Even just a few short years ago, traditional communications tactics included pushing out lots of messages in hopes of capturing the attention of a handful of good prospects. That method has the benefit of garnering brand recognition, but it’s an expensive way to (hopefully, maybe) reach the people who are most likely to become your customers. In today's world, where we're bombarded by messages, it's more important than ever to be strategic about your communications.Whether your business is brand new or well established, taking the time to develop and implement a strategic communications plan built around understanding and reaching your key customer base can help you achieve growth in your market.
These are some of the primary considerations for building your plan:
1. Understand your customers
You should know what problems they need to solve and how they look for solutions. Be specific! Develop profiles of your main customer types and incorporate each into your overall communications plan. (Read more on this topic: 5 Smart Questions Startups Should Ask to Define a Target Market).
2. Develop key messages
You have more than one type of customer, so your messaging should include variations that appeal specifically to each different customer category. Write your messages and use them consistently. Just like a logo, they represent your brand and should reflect your culture and values.
3. Select communications channels

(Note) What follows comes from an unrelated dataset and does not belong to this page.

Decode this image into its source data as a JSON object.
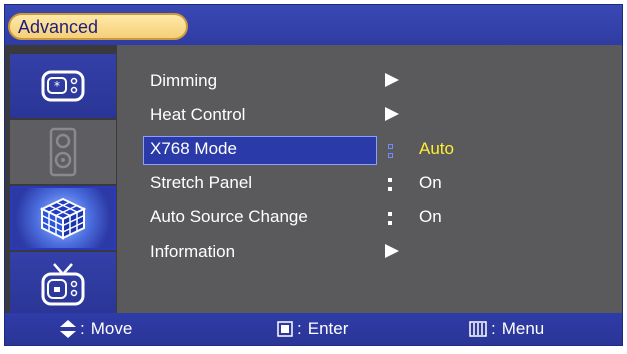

Take the time to understand where your customers are searching for information and make sure your brand has a voice in those arenas. Billboards, special events, email newsletters and paid advertising all have value, but you should focus on those that are most likely to reach your target audience and provide measurable results. Also keep in mind that social media isn’t just one big bucket; each platform appeals to a different demographic, so choose your profile placement and advertising channels thoughtfully.
4. Build a communications calendar
Start with scheduled product launches, sales, trade shows, advertisements, etc. and then fill in your calendar around those activities with consistent communications. Remember to include regular postings to your social media channels that complement your other communications activities.
5. Work the plan
Like any other plan, a communications plan is useless if it sits on your shelf and collects dust.
And one bonus tip – don’t forget a crisis communications plan! Things can, and will, go wrong. Have a plan in place before a product failure, employee issue or disgruntled customer threatens your business. (Read more: 4 Steps for Crisis Management Planning)
Using a strategic communications approach allows you to identify your target audience, pinpoint their needs, wants and preferences, and then consider the best ways to get your messaging in front of them. Your clients aren’t one-size-fits-all, so your communications shouldn’t be, either.